Return the records as they stand. No picture is to be included.
::: INPUT DATA :::
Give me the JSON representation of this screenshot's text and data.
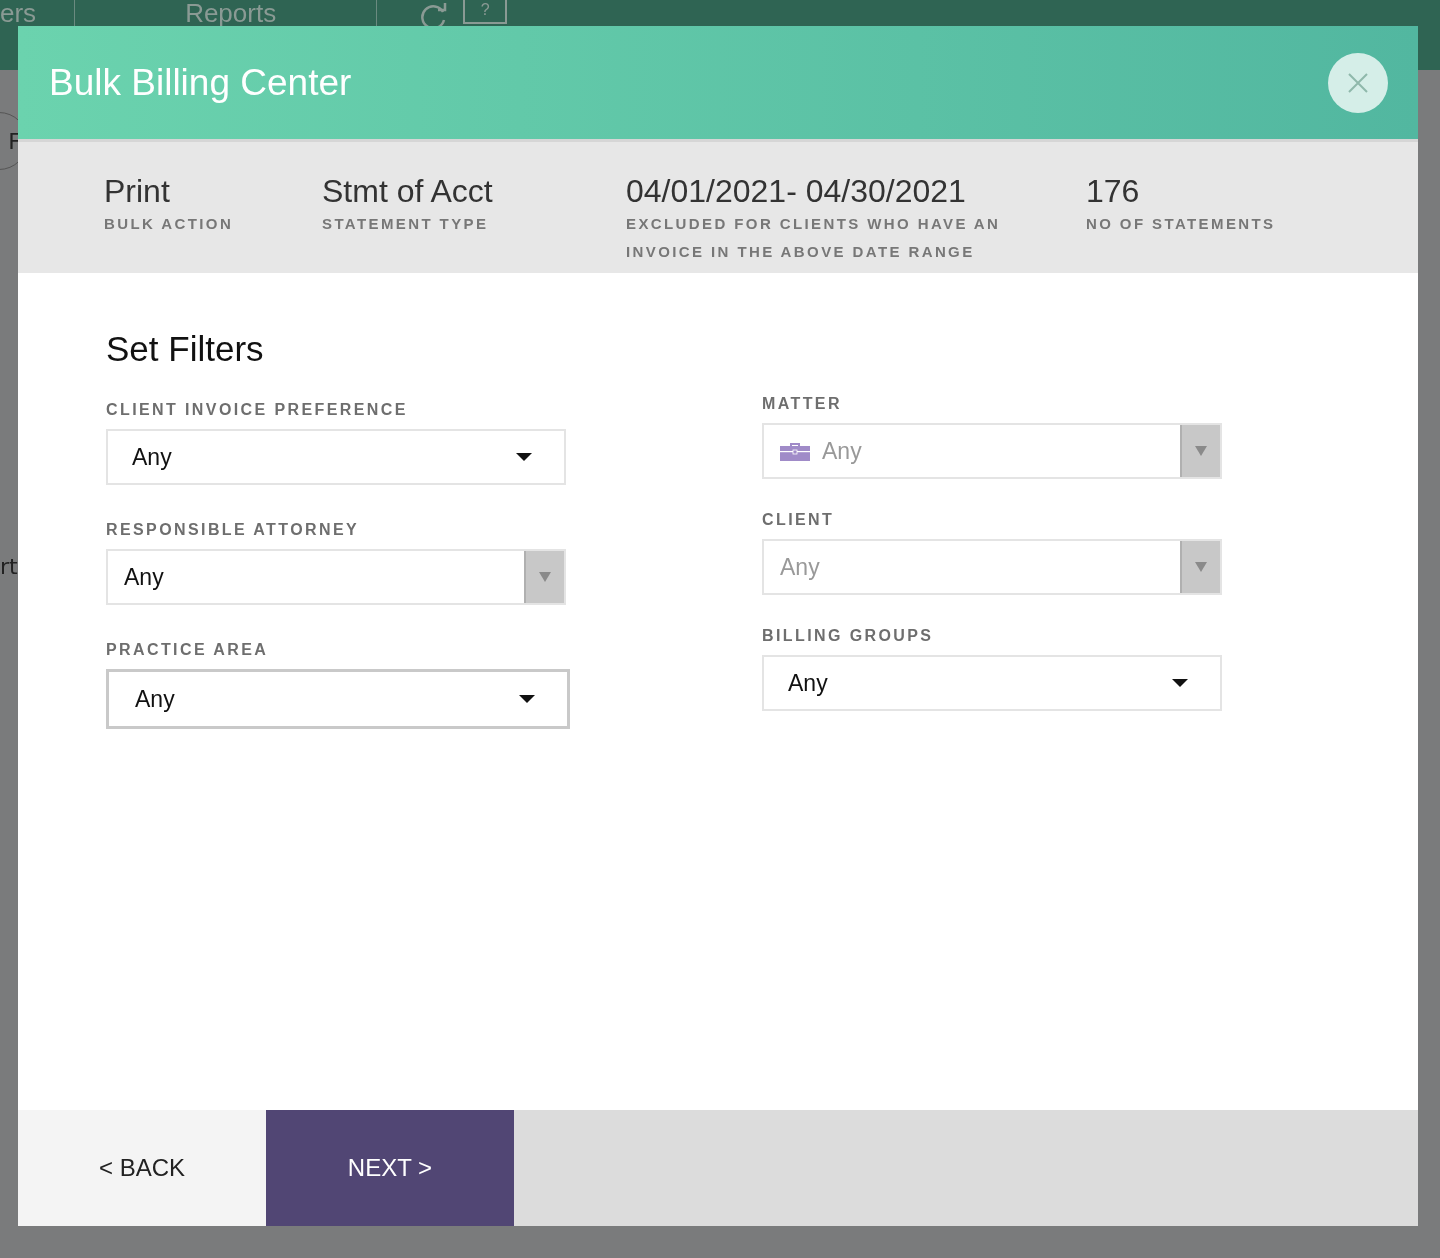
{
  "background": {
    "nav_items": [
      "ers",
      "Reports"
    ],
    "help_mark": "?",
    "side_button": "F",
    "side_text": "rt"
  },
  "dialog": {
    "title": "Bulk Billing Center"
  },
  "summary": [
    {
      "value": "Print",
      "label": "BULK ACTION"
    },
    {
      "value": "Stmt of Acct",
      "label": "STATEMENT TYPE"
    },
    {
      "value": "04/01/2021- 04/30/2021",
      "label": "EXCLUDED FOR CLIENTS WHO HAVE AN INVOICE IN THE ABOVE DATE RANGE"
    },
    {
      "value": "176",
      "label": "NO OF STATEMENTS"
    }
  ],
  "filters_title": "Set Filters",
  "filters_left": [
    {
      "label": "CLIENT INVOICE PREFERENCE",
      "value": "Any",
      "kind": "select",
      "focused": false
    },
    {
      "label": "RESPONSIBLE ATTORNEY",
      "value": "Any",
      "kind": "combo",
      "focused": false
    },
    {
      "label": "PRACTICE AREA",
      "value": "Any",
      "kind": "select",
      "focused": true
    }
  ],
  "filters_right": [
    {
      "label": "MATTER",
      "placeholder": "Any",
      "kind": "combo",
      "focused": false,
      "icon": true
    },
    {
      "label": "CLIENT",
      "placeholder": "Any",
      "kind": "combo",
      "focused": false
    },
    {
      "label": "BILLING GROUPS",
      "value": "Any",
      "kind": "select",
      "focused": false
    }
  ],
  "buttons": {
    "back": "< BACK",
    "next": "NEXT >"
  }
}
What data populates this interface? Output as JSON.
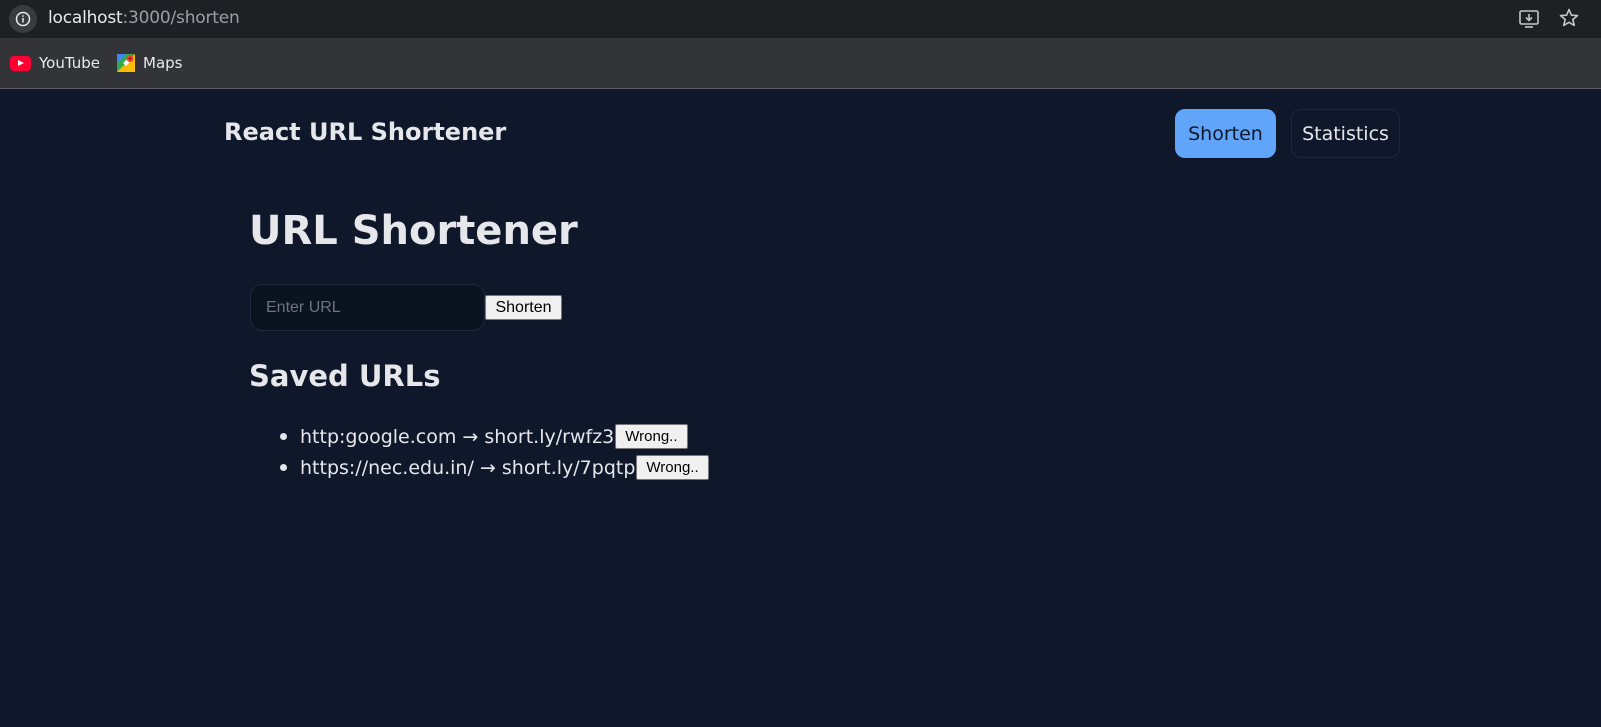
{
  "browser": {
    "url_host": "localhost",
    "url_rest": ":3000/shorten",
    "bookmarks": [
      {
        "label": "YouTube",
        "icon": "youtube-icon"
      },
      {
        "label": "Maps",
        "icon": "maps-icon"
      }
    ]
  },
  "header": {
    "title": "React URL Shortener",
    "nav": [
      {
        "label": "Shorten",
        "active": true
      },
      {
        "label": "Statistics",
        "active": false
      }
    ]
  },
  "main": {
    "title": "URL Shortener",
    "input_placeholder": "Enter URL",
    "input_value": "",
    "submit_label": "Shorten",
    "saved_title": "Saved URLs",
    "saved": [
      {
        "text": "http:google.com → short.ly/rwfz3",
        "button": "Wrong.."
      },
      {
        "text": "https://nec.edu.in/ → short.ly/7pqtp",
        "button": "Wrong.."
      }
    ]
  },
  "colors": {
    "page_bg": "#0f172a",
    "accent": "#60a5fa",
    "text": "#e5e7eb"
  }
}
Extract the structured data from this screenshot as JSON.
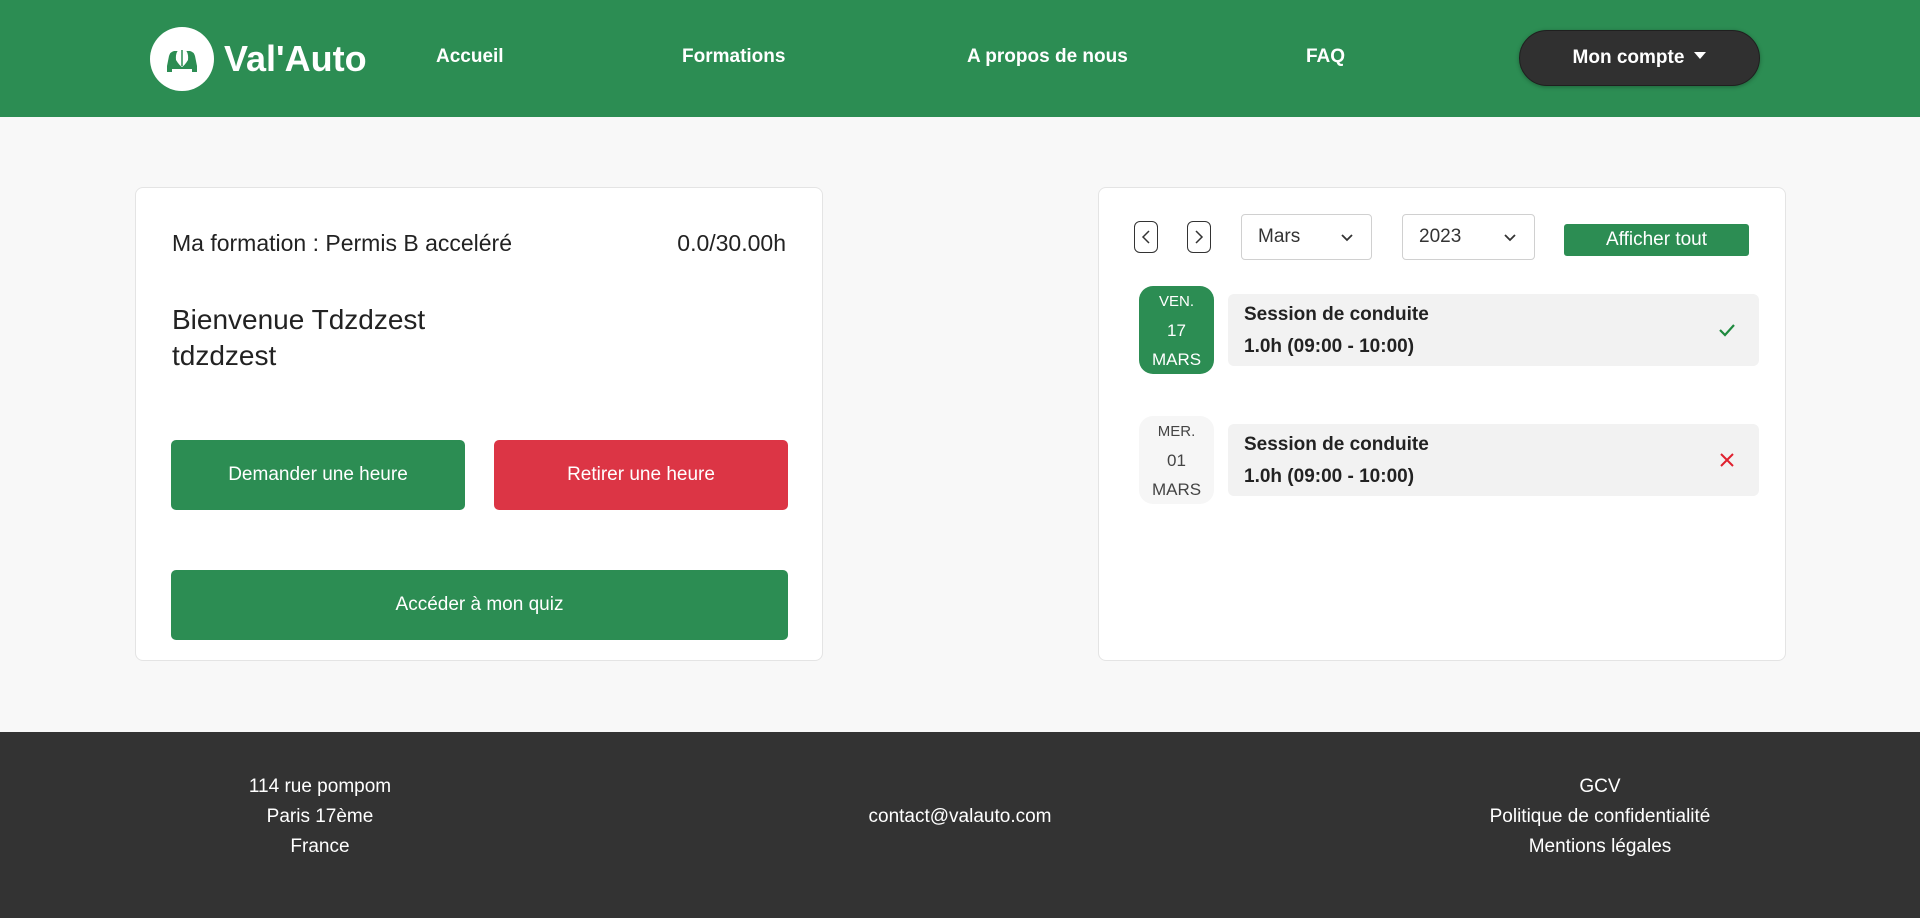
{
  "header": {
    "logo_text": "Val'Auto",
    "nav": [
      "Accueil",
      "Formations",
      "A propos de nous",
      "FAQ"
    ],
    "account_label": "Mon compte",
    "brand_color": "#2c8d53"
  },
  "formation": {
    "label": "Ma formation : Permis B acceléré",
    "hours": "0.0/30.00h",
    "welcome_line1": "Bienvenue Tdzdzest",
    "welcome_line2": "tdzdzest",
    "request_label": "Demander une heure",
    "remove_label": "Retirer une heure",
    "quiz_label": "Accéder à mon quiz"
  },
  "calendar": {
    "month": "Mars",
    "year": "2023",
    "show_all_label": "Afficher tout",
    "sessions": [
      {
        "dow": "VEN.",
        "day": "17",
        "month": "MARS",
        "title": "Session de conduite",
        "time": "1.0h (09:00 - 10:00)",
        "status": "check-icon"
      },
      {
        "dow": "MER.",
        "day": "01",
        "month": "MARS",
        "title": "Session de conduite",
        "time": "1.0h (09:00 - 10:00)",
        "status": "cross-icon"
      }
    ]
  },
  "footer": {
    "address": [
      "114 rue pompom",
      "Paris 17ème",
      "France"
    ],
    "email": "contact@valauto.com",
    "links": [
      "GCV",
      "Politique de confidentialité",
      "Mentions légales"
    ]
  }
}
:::
SOLUTION TO THIS PROBLEM.
Give me the JSON representation of this screenshot's text and data.
{
  "background": {
    "nav_items": [
      "ers",
      "Reports"
    ],
    "help_mark": "?",
    "side_button": "F",
    "side_text": "rt"
  },
  "dialog": {
    "title": "Bulk Billing Center"
  },
  "summary": [
    {
      "value": "Print",
      "label": "BULK ACTION"
    },
    {
      "value": "Stmt of Acct",
      "label": "STATEMENT TYPE"
    },
    {
      "value": "04/01/2021- 04/30/2021",
      "label": "EXCLUDED FOR CLIENTS WHO HAVE AN INVOICE IN THE ABOVE DATE RANGE"
    },
    {
      "value": "176",
      "label": "NO OF STATEMENTS"
    }
  ],
  "filters_title": "Set Filters",
  "filters_left": [
    {
      "label": "CLIENT INVOICE PREFERENCE",
      "value": "Any",
      "kind": "select",
      "focused": false
    },
    {
      "label": "RESPONSIBLE ATTORNEY",
      "value": "Any",
      "kind": "combo",
      "focused": false
    },
    {
      "label": "PRACTICE AREA",
      "value": "Any",
      "kind": "select",
      "focused": true
    }
  ],
  "filters_right": [
    {
      "label": "MATTER",
      "placeholder": "Any",
      "kind": "combo",
      "focused": false,
      "icon": true
    },
    {
      "label": "CLIENT",
      "placeholder": "Any",
      "kind": "combo",
      "focused": false
    },
    {
      "label": "BILLING GROUPS",
      "value": "Any",
      "kind": "select",
      "focused": false
    }
  ],
  "buttons": {
    "back": "< BACK",
    "next": "NEXT >"
  }
}
What data populates this interface? Output as JSON.
{
  "browser": {
    "url_host": "localhost",
    "url_rest": ":3000/shorten",
    "bookmarks": [
      {
        "label": "YouTube",
        "icon": "youtube-icon"
      },
      {
        "label": "Maps",
        "icon": "maps-icon"
      }
    ]
  },
  "header": {
    "title": "React URL Shortener",
    "nav": [
      {
        "label": "Shorten",
        "active": true
      },
      {
        "label": "Statistics",
        "active": false
      }
    ]
  },
  "main": {
    "title": "URL Shortener",
    "input_placeholder": "Enter URL",
    "input_value": "",
    "submit_label": "Shorten",
    "saved_title": "Saved URLs",
    "saved": [
      {
        "text": "http:google.com → short.ly/rwfz3",
        "button": "Wrong.."
      },
      {
        "text": "https://nec.edu.in/ → short.ly/7pqtp",
        "button": "Wrong.."
      }
    ]
  },
  "colors": {
    "page_bg": "#0f172a",
    "accent": "#60a5fa",
    "text": "#e5e7eb"
  }
}
Extract the structured data from this screenshot as JSON.
{
  "header": {
    "logo_text": "Val'Auto",
    "nav": [
      "Accueil",
      "Formations",
      "A propos de nous",
      "FAQ"
    ],
    "account_label": "Mon compte",
    "brand_color": "#2c8d53"
  },
  "formation": {
    "label": "Ma formation : Permis B acceléré",
    "hours": "0.0/30.00h",
    "welcome_line1": "Bienvenue Tdzdzest",
    "welcome_line2": "tdzdzest",
    "request_label": "Demander une heure",
    "remove_label": "Retirer une heure",
    "quiz_label": "Accéder à mon quiz"
  },
  "calendar": {
    "month": "Mars",
    "year": "2023",
    "show_all_label": "Afficher tout",
    "sessions": [
      {
        "dow": "VEN.",
        "day": "17",
        "month": "MARS",
        "title": "Session de conduite",
        "time": "1.0h (09:00 - 10:00)",
        "status": "check-icon"
      },
      {
        "dow": "MER.",
        "day": "01",
        "month": "MARS",
        "title": "Session de conduite",
        "time": "1.0h (09:00 - 10:00)",
        "status": "cross-icon"
      }
    ]
  },
  "footer": {
    "address": [
      "114 rue pompom",
      "Paris 17ème",
      "France"
    ],
    "email": "contact@valauto.com",
    "links": [
      "GCV",
      "Politique de confidentialité",
      "Mentions légales"
    ]
  }
}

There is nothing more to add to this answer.